Records for processing –
----------------------------------------

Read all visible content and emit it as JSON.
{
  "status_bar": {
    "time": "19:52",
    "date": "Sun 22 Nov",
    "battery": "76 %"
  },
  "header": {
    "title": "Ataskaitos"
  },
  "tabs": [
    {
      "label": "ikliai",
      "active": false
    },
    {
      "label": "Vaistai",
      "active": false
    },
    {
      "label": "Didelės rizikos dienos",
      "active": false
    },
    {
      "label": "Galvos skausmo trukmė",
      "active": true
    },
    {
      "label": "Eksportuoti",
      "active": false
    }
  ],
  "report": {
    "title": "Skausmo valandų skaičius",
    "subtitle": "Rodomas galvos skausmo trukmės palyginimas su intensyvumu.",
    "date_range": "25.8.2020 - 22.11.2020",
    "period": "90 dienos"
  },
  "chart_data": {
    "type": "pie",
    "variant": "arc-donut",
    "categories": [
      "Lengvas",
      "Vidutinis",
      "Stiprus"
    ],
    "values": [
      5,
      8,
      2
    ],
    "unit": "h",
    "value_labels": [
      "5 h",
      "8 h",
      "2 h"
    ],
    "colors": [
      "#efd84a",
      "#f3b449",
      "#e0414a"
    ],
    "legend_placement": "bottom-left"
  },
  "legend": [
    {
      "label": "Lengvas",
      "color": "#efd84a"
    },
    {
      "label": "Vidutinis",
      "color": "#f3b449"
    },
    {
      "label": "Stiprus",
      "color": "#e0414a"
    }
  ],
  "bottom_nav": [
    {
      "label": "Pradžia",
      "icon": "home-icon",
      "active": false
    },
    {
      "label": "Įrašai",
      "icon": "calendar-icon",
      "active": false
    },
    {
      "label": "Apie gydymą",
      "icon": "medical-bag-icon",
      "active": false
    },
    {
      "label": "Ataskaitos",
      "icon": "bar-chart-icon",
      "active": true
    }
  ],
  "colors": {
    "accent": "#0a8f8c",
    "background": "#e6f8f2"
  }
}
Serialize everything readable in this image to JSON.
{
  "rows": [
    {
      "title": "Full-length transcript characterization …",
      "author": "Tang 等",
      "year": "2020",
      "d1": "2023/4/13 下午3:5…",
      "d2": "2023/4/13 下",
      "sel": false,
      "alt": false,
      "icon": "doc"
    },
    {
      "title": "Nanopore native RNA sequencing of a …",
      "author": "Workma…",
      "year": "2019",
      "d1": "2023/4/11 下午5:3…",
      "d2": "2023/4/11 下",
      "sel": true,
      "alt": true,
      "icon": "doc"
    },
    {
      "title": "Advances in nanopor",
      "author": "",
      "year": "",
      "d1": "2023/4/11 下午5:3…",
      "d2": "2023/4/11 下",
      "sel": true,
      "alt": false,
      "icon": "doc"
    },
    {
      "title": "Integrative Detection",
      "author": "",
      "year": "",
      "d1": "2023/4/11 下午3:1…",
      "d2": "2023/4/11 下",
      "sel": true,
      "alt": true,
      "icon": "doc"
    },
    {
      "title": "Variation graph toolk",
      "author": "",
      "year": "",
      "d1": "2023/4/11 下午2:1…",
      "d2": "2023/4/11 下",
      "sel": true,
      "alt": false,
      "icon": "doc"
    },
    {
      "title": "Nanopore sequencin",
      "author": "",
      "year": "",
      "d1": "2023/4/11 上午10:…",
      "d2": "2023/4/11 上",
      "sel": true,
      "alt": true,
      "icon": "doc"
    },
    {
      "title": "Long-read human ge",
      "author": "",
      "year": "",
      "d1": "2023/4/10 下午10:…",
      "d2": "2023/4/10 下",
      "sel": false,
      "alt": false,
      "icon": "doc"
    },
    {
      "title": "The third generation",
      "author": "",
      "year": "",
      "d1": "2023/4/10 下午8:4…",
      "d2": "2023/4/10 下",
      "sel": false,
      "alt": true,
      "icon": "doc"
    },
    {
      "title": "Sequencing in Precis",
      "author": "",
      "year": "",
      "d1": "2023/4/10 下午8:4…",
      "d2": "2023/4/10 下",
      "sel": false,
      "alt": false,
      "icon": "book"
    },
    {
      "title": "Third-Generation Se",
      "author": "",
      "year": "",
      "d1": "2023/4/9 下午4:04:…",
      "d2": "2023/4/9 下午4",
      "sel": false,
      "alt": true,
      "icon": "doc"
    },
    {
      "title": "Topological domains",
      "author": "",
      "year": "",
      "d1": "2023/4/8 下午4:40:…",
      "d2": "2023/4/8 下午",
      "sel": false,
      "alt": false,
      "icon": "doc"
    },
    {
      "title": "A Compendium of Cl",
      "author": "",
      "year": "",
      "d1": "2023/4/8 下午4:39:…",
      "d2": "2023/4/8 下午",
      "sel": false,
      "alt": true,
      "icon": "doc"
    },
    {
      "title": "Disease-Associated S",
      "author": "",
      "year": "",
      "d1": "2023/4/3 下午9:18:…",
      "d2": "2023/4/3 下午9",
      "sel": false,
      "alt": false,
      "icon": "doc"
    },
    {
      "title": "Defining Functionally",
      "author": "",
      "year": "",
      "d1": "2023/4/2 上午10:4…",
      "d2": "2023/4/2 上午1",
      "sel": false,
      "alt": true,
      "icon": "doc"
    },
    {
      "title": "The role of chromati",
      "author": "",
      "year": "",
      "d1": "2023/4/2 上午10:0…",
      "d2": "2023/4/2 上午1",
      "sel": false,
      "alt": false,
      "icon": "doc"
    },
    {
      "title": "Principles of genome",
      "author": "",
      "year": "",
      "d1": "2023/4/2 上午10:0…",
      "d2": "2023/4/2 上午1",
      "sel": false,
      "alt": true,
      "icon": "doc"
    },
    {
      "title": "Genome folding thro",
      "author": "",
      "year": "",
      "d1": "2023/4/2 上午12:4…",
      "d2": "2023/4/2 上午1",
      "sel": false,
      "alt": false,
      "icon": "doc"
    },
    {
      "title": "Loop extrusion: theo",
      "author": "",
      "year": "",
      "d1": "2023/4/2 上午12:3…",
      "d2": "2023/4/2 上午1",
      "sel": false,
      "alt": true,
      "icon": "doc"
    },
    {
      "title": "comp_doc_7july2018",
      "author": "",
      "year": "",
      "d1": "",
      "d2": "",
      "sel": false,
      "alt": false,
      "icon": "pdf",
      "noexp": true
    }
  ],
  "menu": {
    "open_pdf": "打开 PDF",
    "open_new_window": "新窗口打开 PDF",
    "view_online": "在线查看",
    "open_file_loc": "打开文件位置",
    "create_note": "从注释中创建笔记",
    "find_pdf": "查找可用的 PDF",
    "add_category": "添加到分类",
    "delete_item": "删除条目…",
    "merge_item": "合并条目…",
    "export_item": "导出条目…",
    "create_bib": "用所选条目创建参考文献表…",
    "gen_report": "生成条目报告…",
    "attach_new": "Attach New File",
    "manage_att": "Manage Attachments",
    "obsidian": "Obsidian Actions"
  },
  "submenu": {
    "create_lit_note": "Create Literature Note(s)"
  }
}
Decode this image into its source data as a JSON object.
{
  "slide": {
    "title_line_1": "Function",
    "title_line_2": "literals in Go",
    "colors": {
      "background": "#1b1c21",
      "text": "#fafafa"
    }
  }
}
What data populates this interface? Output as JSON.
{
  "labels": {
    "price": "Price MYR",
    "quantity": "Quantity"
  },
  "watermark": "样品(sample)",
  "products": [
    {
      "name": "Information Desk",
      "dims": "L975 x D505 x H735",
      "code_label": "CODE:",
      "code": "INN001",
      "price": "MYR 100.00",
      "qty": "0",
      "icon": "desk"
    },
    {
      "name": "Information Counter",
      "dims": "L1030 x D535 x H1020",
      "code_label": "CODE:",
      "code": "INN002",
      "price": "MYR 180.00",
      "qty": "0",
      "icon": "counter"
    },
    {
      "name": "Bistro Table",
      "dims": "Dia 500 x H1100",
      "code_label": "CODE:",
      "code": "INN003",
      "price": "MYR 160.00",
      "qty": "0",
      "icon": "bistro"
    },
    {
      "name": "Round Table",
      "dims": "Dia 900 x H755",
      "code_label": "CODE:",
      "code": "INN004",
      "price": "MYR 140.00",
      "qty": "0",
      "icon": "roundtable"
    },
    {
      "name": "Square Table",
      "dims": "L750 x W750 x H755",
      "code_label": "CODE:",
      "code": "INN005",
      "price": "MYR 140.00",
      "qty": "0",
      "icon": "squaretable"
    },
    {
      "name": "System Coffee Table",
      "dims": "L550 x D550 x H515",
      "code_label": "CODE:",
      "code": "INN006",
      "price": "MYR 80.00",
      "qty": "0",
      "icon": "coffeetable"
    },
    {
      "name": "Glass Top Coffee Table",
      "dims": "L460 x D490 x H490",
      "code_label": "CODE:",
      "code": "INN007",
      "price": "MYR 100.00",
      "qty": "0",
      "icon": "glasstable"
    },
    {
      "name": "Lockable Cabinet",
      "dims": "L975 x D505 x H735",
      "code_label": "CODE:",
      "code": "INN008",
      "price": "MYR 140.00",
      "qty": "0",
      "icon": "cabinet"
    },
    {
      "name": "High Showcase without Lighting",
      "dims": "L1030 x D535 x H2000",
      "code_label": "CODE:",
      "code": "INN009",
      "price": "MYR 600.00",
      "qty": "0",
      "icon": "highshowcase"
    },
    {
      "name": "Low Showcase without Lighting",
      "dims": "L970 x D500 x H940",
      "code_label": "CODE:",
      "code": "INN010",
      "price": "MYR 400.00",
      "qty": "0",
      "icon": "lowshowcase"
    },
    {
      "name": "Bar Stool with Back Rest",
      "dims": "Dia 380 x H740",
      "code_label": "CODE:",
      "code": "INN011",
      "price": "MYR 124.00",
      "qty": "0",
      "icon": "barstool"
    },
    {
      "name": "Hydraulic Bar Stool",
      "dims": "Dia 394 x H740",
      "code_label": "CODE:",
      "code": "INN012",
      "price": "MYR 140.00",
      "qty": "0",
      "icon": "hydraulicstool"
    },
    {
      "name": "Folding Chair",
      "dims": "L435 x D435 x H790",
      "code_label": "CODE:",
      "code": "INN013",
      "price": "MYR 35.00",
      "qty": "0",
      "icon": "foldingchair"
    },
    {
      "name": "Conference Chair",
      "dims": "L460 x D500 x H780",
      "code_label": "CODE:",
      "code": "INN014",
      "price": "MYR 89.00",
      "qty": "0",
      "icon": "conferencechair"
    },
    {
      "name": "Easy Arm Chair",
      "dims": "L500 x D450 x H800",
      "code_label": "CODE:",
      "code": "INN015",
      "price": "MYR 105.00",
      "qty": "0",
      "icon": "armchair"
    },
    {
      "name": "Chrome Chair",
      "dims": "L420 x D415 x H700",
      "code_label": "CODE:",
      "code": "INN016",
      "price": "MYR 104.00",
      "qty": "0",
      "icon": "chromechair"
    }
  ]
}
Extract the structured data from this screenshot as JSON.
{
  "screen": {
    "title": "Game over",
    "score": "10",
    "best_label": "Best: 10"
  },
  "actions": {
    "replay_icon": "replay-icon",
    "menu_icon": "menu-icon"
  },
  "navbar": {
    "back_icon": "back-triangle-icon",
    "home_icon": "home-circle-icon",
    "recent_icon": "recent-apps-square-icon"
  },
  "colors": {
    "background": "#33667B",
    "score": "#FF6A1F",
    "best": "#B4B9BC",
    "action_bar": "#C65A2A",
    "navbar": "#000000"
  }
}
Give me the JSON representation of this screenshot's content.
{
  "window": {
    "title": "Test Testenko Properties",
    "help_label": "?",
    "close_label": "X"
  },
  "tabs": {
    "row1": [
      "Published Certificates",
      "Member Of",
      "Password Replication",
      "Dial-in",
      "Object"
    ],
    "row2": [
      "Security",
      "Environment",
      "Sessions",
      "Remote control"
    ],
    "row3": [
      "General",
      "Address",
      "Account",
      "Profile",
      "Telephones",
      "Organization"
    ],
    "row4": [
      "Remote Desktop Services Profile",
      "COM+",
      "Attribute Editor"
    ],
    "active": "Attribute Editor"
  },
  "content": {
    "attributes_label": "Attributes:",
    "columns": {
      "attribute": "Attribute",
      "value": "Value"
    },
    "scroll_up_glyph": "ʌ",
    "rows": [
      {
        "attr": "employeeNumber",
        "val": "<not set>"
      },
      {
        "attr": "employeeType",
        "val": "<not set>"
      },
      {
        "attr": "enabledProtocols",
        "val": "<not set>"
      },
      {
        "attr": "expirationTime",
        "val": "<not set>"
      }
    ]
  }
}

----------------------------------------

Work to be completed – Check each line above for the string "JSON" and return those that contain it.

Solution to this exercise –
Read all visible content and emit it as JSON.
Serialize everything readable in this image to JSON.
Decode this image into its source data as a JSON object.
What data populates this interface? Output as JSON.
Extract the structured data from this screenshot as JSON.
Give me the JSON representation of this screenshot's content.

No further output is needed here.